Melvyn Sim is the professor of Department of Decision Sciences, Business School of National University of Singapore (NUS). He is now the Deputy Director of NUS Global Asian Institute. He received his Ph.D in operations research from Massachusetts Institute of Technology in 2004. He’s current research interesting are on Optimization under Uncertainty – Robust Optimization, Decisions under Uncertainty – Risk and Satisficing Measures, Modeling and Optimization of Operations/Supply chains, Financial Risk Management and Portfolio Optimization, Engineering Control and Optimization.
Title: Routing Optimization Under Uncertainty

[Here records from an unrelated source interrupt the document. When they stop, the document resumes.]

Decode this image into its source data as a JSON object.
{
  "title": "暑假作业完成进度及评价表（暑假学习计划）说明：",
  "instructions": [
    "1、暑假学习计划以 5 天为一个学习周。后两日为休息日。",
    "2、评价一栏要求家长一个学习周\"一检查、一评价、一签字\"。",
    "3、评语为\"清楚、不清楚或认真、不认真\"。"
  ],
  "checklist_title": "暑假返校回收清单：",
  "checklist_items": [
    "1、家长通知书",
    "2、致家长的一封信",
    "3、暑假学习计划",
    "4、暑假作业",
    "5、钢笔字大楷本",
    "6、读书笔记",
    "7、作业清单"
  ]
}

Abstract: We consider a class of routing optimization problems under uncertainty in which all decisions are made before the uncertainty is realized. The objective is to obtain optimal routing solutions that would, as much as possible, adhere to a set of specied requirements after the uncertainty is realized. These problems including an optimal routing solution to meet the soft time window requirements at a subset of nodes when the travel time is uncertain, and sending multiple capacitated vehicles to different nodes to meet the customers' uncertain demands. We introduce a precise mathematical framework for defining and solving such routing problems. In particular, we propose a new decision criterion, called the Requirements Violation (RV) Index, which quantifies the risk associated with the violation of requirements taking into account both the frequency of violations and their magnitudes whenever they occur. The criterion can handle instances when probability distributions are known, and ambiguity, when distributions are partially characterized through descriptive statistics such as moments information. We develop practically efficient algorithms involving Benders decomposition to nd the exact optimal routing solution in which the RVIndex criterion is minimized, and give numerical results from several computational studies that show the attractive performance of the solutions.
This is joint work with Jin Qi (HKUST) and Patrick Jaillet (MIT).